By Alla Zaykova
Just over a year ago I was blessed with a beautiful little girl who fought sleep with such vigour and zeal it was almost commendable. And since I’m quite passionately against sleep training (and also because I’m almost certain any form of it wouldn’t work on my spirited, high-need, sleepless barnacle of a baby) our typical bedtime routine involved a lot of bouncing, and rocking and more bouncing.
I have to admit – it was back-breaking labour. Because as she got heavier, I was quite literally starting to feel like my back was breaking. Ouch!
But over the past few weeks something changed. At 14 months old my baby started to self-settle, all of her own accord.
These days I take her to bed, turn off the lights, put on relaxing music and breastfeed, as I have always done. But after her big nurse she doesn’t cling on to me to be rocked and bounced like she used to. Instead, she rolls away from me…and the self-settling begins!
The process involves her rolling into her sidecar cot, then back into our big bed, getting up several times, lying back down on her back, rolling onto her tummy, giggling, standing upside down, climbing on top of me and doing a few jumps, crawling away, coming back for another breastfeed… and it all repeats again.
I stay in bed meditating, making sure she doesn’t fall, comforting her if she gets upset (because learning something new can be frustrating), and letting her roll away to try again.
Eventually, within one or two hours she falls asleep. Usually in some bizarre pose in some part of the bed or cot. I wait a few more minutes to make sure she’s genuinely out and if she looks safe and comfortable, I let her snooze, if not, I gently transfer her into her cot and make sure she is (safe and comfortable and still genuinely out). Then I go and make myself a cuppa, proud that my baby has “self-settled.”
During the night she still needs me to nurse her back to sleep, but that’s OK. Learning is a gradual process.
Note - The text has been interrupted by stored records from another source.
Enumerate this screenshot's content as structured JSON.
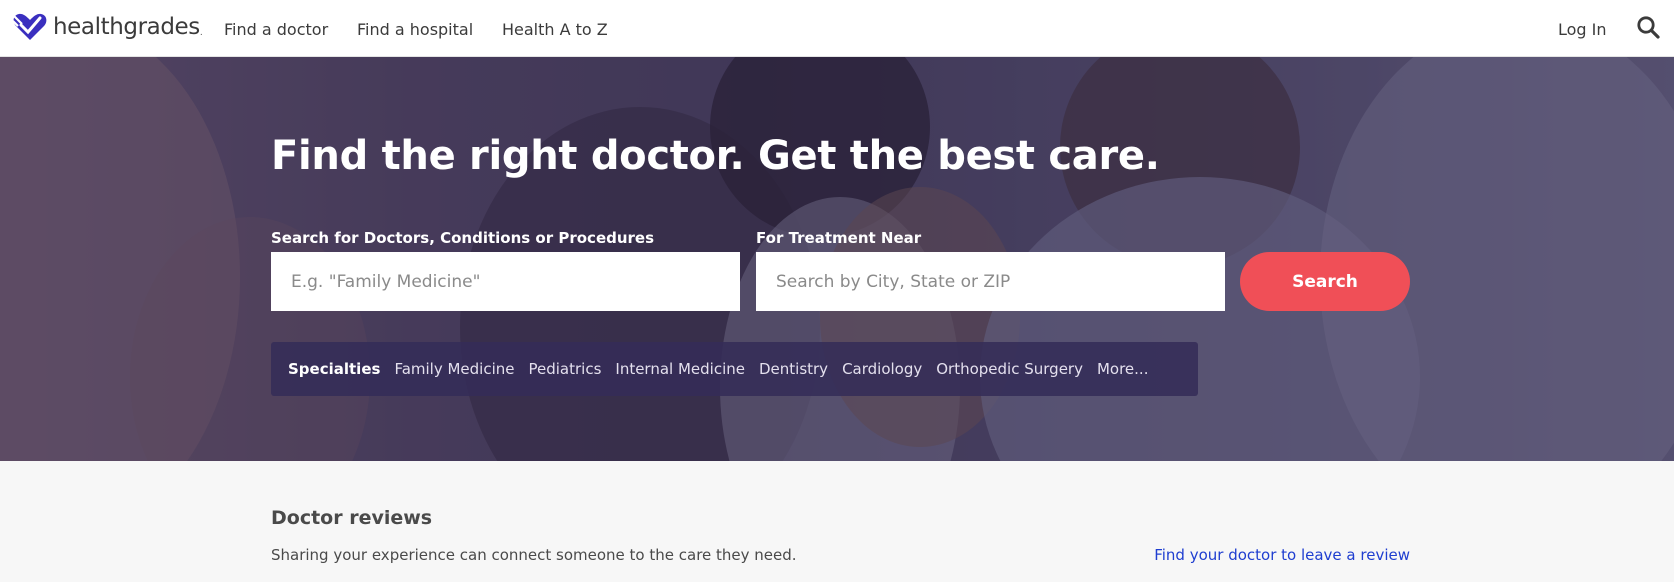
{
  "header": {
    "logo_text": "healthgrades",
    "logo_tm": ".",
    "nav": [
      {
        "label": "Find a doctor"
      },
      {
        "label": "Find a hospital"
      },
      {
        "label": "Health A to Z"
      }
    ],
    "login_label": "Log In",
    "search_icon": "search-icon"
  },
  "hero": {
    "title": "Find the right doctor. Get the best care.",
    "query_label": "Search for Doctors, Conditions or Procedures",
    "query_placeholder": "E.g. \"Family Medicine\"",
    "query_value": "",
    "location_label": "For Treatment Near",
    "location_placeholder": "Search by City, State or ZIP",
    "location_value": "",
    "search_button": "Search"
  },
  "specialties": {
    "heading": "Specialties",
    "items": [
      {
        "label": "Family Medicine"
      },
      {
        "label": "Pediatrics"
      },
      {
        "label": "Internal Medicine"
      },
      {
        "label": "Dentistry"
      },
      {
        "label": "Cardiology"
      },
      {
        "label": "Orthopedic Surgery"
      },
      {
        "label": "More..."
      }
    ]
  },
  "reviews": {
    "title": "Doctor reviews",
    "text": "Sharing your experience can connect someone to the care they need.",
    "link": "Find your doctor to leave a review"
  },
  "colors": {
    "brand": "#3a2fbf",
    "accent": "#f04f57",
    "link": "#1f3ed0",
    "text": "#4a4a4a"
  }
}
Now, I understand if you feel that I misled you and this is NOT the self-settling you were hoping to read about. It’s certainly not the type advertised by sleep consultants. But guess what? It’s natural, gentle and responsive. And quite frankly, I’d rather spend two hours lying in bed with my daughter watching her acrobatics than bounce on its edge, with her in my arms. For us, this is real progress. My back agrees.
I know some babies fall asleep easier from the get-go than others, but so do some adults, (though you don’t hear people asking whether they’re a “good” person based on their sleeping habits). Others have to apply various techniques to relax (be it meditation or counting sheep) – techniques that a one-year-old’s brain won’t be capable of for several years.
See page 2 for the rest of the story…